◆ **TASK TO COMPLETE**
Please filter the listing for the string "Especiales" and copy each matching line.

◆ **RECORD SET**
+ + + + +

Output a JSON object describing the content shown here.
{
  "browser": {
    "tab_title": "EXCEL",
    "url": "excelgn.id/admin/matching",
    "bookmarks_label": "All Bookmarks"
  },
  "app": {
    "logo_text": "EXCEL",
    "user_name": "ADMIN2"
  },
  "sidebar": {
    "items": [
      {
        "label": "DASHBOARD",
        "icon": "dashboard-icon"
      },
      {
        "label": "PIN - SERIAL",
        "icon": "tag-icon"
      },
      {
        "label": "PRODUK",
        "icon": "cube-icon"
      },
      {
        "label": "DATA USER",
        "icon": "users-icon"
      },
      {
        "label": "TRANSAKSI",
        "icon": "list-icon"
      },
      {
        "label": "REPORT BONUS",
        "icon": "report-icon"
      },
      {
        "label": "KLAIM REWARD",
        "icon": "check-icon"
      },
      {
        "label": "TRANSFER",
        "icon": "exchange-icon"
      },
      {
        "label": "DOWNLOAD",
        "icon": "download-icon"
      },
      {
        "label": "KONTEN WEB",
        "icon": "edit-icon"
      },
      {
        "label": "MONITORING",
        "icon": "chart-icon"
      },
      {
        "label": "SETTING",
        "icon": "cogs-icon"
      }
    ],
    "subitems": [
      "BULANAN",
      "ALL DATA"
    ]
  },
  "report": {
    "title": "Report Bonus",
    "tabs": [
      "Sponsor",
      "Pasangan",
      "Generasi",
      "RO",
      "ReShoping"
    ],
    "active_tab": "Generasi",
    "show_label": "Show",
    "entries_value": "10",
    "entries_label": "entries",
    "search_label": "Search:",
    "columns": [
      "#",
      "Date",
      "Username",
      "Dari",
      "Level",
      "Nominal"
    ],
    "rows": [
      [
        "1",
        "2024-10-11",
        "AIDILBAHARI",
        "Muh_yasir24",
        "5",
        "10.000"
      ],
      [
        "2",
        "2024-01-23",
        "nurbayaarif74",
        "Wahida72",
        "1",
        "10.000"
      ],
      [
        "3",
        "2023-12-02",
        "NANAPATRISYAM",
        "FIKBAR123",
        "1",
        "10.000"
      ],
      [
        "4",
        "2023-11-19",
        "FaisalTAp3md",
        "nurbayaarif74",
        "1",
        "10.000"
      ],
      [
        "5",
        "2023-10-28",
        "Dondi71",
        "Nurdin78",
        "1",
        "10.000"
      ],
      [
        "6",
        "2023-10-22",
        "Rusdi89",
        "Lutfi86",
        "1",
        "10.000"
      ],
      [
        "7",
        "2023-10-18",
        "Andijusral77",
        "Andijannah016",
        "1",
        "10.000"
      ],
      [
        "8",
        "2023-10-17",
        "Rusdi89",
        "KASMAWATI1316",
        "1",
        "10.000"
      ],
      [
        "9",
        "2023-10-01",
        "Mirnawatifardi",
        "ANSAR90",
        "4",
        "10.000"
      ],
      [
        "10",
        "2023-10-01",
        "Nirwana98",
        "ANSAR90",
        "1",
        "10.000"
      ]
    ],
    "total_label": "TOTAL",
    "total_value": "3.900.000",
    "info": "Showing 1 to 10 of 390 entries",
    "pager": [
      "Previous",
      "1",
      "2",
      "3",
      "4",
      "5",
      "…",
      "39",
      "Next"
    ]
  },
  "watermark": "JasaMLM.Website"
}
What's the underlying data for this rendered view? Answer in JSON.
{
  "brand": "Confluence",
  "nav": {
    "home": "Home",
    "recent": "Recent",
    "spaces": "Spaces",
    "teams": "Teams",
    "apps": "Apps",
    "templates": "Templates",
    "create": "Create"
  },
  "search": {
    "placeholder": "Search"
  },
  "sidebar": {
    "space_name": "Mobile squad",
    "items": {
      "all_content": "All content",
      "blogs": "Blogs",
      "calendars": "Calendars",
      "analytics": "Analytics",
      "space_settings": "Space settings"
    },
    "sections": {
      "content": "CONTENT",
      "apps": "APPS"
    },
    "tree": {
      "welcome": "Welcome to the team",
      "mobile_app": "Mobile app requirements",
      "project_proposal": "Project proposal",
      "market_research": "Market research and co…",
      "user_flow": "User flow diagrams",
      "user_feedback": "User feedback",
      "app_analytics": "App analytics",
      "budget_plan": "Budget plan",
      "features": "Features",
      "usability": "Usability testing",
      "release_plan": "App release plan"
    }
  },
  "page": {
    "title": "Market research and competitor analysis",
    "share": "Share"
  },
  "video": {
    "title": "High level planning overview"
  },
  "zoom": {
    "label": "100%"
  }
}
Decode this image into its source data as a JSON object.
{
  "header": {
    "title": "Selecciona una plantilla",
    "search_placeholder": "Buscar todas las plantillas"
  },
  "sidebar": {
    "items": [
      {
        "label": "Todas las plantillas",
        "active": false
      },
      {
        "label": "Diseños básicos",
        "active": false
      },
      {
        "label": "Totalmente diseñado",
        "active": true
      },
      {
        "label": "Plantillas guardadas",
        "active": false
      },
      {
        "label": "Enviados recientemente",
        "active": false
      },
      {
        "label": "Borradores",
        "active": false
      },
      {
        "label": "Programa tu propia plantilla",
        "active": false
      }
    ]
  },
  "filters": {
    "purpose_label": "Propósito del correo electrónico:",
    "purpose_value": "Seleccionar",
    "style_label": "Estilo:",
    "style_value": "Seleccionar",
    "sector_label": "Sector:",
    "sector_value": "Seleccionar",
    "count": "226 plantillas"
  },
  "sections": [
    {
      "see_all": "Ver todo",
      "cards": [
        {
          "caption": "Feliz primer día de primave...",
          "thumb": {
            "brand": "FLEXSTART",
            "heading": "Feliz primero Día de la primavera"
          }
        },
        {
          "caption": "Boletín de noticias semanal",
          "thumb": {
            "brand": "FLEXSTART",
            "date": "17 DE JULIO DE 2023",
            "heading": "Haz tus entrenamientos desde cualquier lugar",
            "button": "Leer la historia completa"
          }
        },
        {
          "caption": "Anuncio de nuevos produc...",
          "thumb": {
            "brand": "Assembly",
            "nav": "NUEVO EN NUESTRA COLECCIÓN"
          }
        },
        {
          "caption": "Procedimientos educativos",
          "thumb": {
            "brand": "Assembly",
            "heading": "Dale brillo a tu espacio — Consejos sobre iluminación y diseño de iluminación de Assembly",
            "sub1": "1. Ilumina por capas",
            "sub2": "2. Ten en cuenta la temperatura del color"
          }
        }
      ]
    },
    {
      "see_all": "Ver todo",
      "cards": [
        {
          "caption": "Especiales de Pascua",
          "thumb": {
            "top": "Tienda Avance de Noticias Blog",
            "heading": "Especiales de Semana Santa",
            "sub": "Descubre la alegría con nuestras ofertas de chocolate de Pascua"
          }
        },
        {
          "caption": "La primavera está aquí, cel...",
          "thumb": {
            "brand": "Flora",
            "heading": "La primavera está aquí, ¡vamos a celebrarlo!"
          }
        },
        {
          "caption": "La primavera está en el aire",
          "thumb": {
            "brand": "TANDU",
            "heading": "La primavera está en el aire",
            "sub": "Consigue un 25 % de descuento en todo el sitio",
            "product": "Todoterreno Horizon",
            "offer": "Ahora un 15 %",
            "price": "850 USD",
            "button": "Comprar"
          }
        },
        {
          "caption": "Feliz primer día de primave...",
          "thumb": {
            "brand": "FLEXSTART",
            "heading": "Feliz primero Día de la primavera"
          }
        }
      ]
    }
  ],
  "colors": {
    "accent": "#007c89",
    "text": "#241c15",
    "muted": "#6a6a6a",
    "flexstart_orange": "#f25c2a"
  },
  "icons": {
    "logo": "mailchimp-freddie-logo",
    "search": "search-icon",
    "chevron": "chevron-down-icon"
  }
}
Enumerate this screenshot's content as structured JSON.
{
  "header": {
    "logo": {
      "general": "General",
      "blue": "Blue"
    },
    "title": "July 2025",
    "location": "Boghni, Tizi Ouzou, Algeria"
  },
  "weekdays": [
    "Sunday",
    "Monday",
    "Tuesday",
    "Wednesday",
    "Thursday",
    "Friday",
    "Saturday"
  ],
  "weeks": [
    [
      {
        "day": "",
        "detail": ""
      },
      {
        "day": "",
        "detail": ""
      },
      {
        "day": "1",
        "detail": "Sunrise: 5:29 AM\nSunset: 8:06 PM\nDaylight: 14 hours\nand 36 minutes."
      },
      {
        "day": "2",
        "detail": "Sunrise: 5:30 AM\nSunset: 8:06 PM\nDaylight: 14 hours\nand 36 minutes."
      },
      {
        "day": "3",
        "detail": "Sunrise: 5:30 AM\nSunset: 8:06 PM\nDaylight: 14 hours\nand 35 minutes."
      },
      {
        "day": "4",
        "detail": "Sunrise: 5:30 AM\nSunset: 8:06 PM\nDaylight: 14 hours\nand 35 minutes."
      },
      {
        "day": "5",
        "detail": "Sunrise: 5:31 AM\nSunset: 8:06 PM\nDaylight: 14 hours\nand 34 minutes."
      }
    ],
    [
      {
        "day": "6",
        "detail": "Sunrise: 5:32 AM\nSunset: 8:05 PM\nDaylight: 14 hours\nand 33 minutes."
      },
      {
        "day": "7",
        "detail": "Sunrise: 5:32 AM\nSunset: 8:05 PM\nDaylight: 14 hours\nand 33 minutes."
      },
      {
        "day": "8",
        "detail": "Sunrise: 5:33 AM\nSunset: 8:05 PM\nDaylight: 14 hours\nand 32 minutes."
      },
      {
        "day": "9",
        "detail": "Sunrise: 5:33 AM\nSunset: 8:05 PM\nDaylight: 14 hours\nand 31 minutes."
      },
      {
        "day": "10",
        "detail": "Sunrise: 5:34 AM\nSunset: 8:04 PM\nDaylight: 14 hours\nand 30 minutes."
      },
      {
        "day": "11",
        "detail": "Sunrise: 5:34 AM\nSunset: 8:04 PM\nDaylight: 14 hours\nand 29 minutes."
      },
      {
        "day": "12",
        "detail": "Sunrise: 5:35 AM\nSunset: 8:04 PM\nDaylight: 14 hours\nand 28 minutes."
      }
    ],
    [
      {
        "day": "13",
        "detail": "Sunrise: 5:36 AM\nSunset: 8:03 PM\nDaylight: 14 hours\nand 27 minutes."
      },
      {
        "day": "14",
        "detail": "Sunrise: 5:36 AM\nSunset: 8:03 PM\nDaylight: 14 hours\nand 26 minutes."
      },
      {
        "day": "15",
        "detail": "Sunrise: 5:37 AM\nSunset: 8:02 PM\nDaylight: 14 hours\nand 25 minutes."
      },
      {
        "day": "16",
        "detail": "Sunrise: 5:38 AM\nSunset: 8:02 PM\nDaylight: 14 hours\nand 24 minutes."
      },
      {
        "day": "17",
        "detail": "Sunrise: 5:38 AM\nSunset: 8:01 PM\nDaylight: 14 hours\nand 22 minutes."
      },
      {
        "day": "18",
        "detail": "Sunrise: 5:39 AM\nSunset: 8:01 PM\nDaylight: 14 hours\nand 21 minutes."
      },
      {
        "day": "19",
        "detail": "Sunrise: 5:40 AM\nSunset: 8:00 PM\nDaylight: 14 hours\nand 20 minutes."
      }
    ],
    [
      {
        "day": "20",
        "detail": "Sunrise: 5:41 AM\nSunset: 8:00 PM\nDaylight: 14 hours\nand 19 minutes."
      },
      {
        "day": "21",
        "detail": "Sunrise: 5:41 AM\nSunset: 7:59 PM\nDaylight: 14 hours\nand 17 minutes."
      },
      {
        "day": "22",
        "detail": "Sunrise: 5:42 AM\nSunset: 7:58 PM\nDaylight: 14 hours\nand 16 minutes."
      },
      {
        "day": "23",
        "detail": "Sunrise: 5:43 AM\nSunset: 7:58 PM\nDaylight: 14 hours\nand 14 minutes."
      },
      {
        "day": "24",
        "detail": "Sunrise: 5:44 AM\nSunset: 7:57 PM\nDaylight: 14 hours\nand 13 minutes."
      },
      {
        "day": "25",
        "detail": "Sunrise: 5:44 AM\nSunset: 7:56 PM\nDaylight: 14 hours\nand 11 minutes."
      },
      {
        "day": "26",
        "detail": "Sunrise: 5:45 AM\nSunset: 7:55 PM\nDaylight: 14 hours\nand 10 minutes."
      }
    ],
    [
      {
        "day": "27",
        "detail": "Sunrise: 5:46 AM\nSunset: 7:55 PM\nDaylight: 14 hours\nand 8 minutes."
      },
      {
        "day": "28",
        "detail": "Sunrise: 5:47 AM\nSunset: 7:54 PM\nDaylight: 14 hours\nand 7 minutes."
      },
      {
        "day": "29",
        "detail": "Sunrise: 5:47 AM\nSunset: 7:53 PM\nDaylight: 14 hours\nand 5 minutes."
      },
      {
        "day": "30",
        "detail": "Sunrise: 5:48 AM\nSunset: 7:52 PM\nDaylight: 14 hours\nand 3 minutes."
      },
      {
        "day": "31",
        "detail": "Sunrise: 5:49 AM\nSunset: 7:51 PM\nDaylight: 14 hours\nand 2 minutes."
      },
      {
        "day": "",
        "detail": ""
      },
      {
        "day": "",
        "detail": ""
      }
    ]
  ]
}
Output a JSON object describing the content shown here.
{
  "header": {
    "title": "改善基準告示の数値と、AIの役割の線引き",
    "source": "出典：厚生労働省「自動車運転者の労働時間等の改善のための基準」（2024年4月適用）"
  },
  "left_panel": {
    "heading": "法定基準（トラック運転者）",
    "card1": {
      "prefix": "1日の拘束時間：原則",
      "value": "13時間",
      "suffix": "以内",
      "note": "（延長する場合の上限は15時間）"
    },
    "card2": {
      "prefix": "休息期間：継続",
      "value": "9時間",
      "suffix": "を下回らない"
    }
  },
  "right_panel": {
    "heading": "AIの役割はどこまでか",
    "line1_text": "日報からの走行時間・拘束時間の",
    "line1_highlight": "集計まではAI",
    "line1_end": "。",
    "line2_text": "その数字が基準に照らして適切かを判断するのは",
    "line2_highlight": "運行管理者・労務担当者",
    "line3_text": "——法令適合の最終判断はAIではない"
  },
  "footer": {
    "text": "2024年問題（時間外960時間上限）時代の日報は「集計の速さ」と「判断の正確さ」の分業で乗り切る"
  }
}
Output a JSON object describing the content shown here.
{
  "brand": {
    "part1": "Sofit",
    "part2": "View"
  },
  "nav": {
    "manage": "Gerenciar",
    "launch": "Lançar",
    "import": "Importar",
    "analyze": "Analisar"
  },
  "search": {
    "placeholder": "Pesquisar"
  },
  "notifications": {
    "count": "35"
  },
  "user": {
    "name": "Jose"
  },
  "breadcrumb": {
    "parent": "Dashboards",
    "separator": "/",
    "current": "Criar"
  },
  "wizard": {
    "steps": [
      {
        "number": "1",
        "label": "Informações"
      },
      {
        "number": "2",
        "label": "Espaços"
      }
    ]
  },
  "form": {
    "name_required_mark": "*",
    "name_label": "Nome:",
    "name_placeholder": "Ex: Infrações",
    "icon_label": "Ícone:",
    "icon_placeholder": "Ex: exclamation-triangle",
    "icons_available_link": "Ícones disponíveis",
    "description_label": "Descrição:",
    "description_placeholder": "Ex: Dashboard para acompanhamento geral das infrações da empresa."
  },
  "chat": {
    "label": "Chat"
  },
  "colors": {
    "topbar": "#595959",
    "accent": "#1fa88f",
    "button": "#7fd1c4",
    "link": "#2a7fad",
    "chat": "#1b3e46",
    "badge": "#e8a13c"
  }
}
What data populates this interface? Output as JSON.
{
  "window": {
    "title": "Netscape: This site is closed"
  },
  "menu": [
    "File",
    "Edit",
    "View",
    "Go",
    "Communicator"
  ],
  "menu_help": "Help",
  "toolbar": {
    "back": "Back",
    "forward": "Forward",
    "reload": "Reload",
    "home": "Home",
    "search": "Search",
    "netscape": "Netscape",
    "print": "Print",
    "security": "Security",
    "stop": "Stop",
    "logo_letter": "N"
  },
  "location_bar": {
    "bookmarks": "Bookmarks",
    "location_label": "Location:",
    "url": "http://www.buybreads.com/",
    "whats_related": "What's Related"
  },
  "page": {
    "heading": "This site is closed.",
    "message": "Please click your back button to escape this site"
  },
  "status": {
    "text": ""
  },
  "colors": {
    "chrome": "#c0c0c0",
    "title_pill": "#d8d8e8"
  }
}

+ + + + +

◆ **ANSWER AREA**
          "caption": "Especiales de Pascua",
            "heading": "Especiales de Semana Santa",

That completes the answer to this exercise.